My parents insisted on using the camera at my sisters graduation because they wanted “really nice pictures”. What exactly happened is a story for my therapist*, but the bag and extra lenses never returned. The loss was also deepened by the realization there were several rolls of exposed film I had failed to remove from the bag, and now, they too, were gone forever.

*Sigh*

Nevertheless, the image above is a contact sheet from the first roll of film that I put through the camera. The pictures were made as I walked to and from school and work. It was a roll of Ilford HP5 B&W film that I developed and printed myself. There are 3 missing strips from the roll and I think those were images shot for the yearbook that year, and so I kept them separate. Wherever they went I’m sure they were wonderful.

Contact sheets are an invaluable editing and organizational tool for photographers. I even make them from my digital images. For a long time I used 16x20 enlarged contact sheets as a proofing tool. Clients loved them, and often purchased one or more as add-on’s. A highly beneficial and unintended consequence resulting from something I did just because it was different and easy for me to do. Who knew?

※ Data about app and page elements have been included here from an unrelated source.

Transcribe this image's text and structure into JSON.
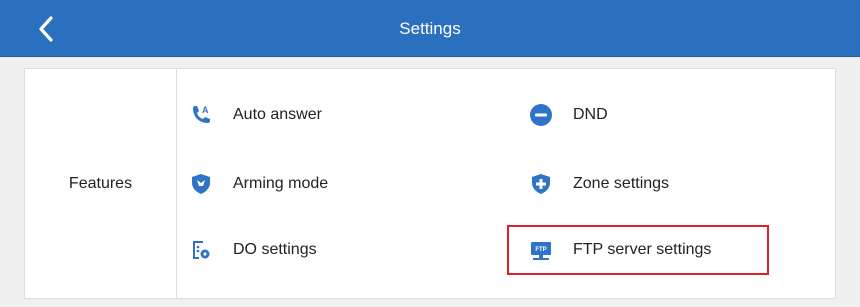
{
  "header": {
    "title": "Settings",
    "back_icon": "chevron-left-icon",
    "bg_color": "#2b6fbf"
  },
  "section": {
    "label": "Features"
  },
  "items": [
    {
      "label": "Auto answer",
      "icon": "auto-answer-phone-icon"
    },
    {
      "label": "DND",
      "icon": "dnd-minus-circle-icon"
    },
    {
      "label": "Arming mode",
      "icon": "arming-shield-icon"
    },
    {
      "label": "Zone settings",
      "icon": "zone-shield-plus-icon"
    },
    {
      "label": "DO settings",
      "icon": "do-settings-icon"
    },
    {
      "label": "FTP server settings",
      "icon": "ftp-monitor-icon"
    }
  ],
  "colors": {
    "accent": "#2b6fbf",
    "highlight": "#e01f26",
    "icon_blue": "#2f74c8"
  }
}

For all the materials I save, one thing I don’t have are accurate records of when the pictures were made. For some silly reason (perhaps my therapist can shed some light on this?*) in those days I didn’t put dates on anything, so I can’t say with any certainty when any of my early work was done. At some point later, I did add a guesstimate of April 1979 for this roll. Based on the image content and what I remember of that time, this is probably a pretty good guess.

Nowadays, with digital imaging, the record keeping is done for you in the exif data embedded in each image file. And geo tags will even tell you where you were when the picture was made! Although it was easy enough to keep good records back in the day. All you needed was paper and a pen. Oh, well…

*I don’t actually have a therapist. In fact, the story had a kind of happy ending. From the money I received from my parents home owners insurance, I was able to purchase my first Nikon, an FM2. I still have that one too…